Olivier Perrin – The Brave Little Economist (Switzerland) –
In 2007, millions of American families unable to repay their credit were thrown on sidewalks with no roof over their heads.
Entire neighborhoods empty of life, refractory occupants forcibly dislodged by the police and handing over keys for the most resigned ran daily in newspapers.
10 years later, these images threaten to return to your screens.
An ouster in Baltimore in 2007, © Flickr / Mireille
In question, a US credit mechanism completely aberrant and irrational .
The bill he left to the planet is expensive. Very expensive: a financial and banking crisis that contaminated the world in 2008.

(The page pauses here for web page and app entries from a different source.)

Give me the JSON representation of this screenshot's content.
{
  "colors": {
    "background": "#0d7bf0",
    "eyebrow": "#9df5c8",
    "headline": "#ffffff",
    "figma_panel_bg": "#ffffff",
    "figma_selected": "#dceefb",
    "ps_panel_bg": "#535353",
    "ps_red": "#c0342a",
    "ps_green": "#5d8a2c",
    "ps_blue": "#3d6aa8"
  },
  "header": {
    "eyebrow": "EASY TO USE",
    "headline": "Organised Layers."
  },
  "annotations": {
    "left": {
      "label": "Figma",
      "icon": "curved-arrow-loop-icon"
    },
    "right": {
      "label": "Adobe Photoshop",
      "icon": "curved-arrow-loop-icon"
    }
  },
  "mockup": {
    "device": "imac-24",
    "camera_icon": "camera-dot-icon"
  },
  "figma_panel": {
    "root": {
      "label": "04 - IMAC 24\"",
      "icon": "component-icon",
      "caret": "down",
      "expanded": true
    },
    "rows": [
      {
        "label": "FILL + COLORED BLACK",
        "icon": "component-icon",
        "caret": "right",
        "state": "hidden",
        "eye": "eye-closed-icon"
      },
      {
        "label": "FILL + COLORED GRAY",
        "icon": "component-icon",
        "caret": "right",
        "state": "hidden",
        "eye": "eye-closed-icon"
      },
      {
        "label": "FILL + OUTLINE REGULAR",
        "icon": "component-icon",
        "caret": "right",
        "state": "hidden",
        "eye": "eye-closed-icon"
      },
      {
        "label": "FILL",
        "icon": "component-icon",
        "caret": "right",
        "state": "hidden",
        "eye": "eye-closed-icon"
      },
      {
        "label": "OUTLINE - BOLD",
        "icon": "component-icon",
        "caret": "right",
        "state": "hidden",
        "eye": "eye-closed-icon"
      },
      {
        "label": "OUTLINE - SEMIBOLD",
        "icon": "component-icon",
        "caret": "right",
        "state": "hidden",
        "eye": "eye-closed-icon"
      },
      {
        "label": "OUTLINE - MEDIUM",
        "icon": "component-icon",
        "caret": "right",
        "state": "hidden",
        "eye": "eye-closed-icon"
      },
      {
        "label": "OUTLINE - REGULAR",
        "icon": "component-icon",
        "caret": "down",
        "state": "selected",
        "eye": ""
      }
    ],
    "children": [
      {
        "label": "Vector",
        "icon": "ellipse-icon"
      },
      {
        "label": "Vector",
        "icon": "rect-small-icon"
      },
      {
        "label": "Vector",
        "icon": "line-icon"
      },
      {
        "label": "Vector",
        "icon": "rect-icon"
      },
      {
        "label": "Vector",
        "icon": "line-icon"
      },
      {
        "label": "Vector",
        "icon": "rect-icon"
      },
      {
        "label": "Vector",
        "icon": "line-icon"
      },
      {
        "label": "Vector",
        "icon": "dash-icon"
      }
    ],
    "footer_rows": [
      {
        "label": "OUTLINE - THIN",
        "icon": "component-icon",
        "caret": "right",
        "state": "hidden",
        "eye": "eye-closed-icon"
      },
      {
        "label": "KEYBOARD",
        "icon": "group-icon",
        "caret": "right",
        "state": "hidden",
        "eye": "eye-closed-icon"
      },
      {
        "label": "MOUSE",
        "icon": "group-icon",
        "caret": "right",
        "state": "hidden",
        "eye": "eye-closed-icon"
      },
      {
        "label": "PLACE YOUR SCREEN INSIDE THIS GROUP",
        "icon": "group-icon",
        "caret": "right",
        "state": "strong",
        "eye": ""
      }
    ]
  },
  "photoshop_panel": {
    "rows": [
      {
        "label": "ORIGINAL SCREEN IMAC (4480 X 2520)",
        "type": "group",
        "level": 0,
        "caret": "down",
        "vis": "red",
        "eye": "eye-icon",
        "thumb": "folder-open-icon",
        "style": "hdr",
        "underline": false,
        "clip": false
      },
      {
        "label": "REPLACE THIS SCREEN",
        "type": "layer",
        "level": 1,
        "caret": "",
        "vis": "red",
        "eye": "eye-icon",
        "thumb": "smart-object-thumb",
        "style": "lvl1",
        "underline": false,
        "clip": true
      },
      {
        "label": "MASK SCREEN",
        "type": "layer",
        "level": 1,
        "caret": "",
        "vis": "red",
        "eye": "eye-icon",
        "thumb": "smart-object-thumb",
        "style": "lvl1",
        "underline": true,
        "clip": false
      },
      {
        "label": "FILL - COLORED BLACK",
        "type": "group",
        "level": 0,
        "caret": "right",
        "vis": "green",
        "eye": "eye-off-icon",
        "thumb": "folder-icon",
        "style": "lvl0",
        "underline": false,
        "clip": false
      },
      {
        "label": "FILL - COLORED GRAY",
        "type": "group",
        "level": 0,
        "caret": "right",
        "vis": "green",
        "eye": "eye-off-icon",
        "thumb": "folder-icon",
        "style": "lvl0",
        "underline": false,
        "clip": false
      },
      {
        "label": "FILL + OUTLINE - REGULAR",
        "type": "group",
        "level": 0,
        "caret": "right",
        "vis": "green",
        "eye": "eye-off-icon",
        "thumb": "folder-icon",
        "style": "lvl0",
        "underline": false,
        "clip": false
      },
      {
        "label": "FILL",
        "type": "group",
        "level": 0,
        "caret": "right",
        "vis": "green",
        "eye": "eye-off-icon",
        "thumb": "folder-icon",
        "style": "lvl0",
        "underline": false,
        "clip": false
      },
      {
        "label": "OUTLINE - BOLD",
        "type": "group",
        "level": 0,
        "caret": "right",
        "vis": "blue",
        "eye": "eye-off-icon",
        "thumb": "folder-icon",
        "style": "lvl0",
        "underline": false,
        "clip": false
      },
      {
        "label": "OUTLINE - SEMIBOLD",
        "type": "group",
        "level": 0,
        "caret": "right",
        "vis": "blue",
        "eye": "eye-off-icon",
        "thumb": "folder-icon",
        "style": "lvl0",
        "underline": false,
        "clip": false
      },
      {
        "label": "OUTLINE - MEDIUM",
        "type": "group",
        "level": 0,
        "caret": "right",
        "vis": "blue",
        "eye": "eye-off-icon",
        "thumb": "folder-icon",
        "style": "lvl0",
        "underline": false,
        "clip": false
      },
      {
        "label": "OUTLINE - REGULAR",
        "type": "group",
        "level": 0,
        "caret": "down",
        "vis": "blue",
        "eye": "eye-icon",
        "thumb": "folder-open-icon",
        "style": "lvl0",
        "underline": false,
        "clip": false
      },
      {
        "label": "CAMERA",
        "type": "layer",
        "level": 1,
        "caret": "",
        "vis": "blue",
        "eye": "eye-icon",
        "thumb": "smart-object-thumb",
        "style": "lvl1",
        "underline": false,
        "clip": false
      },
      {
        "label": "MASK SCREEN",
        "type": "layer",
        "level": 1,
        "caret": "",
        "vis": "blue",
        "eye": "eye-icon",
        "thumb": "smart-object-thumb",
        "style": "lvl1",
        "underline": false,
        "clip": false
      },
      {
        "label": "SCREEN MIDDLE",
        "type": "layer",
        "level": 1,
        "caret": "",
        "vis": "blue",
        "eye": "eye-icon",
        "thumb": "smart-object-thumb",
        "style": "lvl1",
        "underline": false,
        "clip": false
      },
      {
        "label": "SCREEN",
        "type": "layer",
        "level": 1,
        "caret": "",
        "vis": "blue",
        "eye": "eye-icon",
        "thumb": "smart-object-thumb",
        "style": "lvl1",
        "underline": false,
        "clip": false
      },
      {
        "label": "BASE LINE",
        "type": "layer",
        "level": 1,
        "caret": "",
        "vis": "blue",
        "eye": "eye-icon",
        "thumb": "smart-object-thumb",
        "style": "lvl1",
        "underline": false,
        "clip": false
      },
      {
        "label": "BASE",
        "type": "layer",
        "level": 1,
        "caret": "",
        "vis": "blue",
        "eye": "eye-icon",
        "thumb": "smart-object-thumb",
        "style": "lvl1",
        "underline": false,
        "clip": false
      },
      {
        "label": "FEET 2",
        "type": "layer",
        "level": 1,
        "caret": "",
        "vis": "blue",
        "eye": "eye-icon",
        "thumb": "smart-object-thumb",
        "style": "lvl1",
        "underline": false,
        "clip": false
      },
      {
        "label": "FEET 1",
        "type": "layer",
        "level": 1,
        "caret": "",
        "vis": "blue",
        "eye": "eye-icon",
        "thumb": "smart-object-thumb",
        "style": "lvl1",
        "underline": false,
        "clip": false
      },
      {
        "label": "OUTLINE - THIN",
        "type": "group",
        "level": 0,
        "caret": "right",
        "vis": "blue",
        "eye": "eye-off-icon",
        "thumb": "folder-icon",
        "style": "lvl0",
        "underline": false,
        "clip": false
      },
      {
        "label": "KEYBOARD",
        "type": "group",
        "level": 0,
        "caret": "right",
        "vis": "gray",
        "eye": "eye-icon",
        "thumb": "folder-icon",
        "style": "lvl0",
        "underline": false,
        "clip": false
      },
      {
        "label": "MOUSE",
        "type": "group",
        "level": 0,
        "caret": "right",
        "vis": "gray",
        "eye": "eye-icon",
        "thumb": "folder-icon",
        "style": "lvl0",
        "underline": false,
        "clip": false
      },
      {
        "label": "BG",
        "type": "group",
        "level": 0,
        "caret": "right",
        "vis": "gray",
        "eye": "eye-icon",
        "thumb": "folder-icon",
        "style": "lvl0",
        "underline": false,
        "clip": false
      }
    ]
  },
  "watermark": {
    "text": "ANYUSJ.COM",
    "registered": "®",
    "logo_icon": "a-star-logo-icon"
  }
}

And today, amazing things are happening again in the United States.
In Philadelphia, families become owners without the slightest contribution. In Florida, they buy a charming base with a low contribution and without any income requirement.
Credit has never been easier to obtain and lenders are even fighting each other to attract new investors. At the same time, house prices are rising.
A house in Baltimore was worth $ 240,000 five years ago, it is selling for $ 400,000 today.
So what happened?
In fact, nobody has learned the lesson given by the subprime collapse in 2007.
Not the American households who go into debt again to occupy houses that they will never be able to pay. Not the predatory brokers who always eye on their commissions. Neither do the gangster bankers who flirt with risk and speculation.
And even less the governments that did nothing to tackle the problem at source: change the US debt system.
Result: the crash that looms on the horizon today could eclipse all previous.
The US mortgage is completely absurd.
The mechanism of American credit is very particular, in fact completely absurd for a European.
Imagine that an American bank gives credit to the Parker family. This bank will hold a mortgage on the house until Mr. and Mrs. Parker finish paying the last monthly payment.
If suddenly this family can not make ends meet, because the bank has not been very attentive on their income, and monthly payments increase every month, there is a solution.
The Parker make the keys, the bank recovers the total property of the house, and things stop there.
You read correctly. The family is not prosecuted, it makes the keys and the credit ends. At the bank to fend for reselling the good on the market and recover his bet. To the Parker to find another roof to put on their head.
This is what many people call the “American Real Estate Dream”.
And that’s what makes the nightmare start again today.
Subprime Crisis 2.0
In 2000, subprimes are THE solution for millions of American households without means that hope to become homeowners.
Banks are willing to give them credit by betting on the fact that their home will appreciate. A lot of value.
They say that in case of difficulties, the resale of the property has become more expensive enough to repay the entire credit.
Almost logically, subprime credit is a huge success.
In 2006, 23% of mortgages subscribed are subprime loans .
A year later, everything collapses.
Two guilty parties are denounced at the moment: the stop of the price increase and the raising of the rates by the American Central Bank (EDF).
Monthly payments increase and accumulate for households in arrears. Banks, intractable, claim their due.
They will eventually order the eviction of the occupants and the seizure of the house to be put on the market at a broken price.
The world is stunned by the biggest scandal of the decade.
Between 2007 and 2012, homes lose 30% of their value. In Las Vegas, prices even fall by 80%.
Except that since the world has become completely amnesic.
The Parker family reconnects with its old demons: the indebtedness.
Why would she deprive herself?
Rentals have become overpriced and it is well known: renting is throwing money out the window. With the crisis, the former owners became massively tenants exploding rents. But you have to sleep somewhere.
In addition, thanks to the FED, credit is cheap again and house prices are rising as never before. Even banks take investors by the hand.
For the Parker the equation is simple: continue to live in a tiny rental and overpriced. Or go into debt over 30 years with varying rates to enjoy a big house in the beautiful neighborhoods.
And remember in case of bankruptcy, the resale of the property will cover the loan. Otherwise, the family will have lost nothing at the change.
All the pieces seem to be in place for the story to repeat itself.
In fact, the situation is much worse than in 2008.
More than a third of Americans can no longer meet their basic needs. Rarely, the median income of the middle class decreased by 4% between 2000 and 2014.
6 million homeowners (15% of real estate loans) still can not cope with their debts.
And most importantly, nearly 1 million households have to repay debts equal to twice the current value of their homes.
In a healthy and rational economic system, when you run out of savings, it is difficult, if not impossible, to get a loan.
Not in the United States.
Stock and bond prices are also reaching record highs.
In a globalized world markets have become interdependent and interconnected. Understand, no one runs alone in silence.
The collapse of the American economy will affect the rest of the world as it did in the past … in 2008.
To your good fortune,
PS: Now that you’ve been warned, you can act before it’s too late.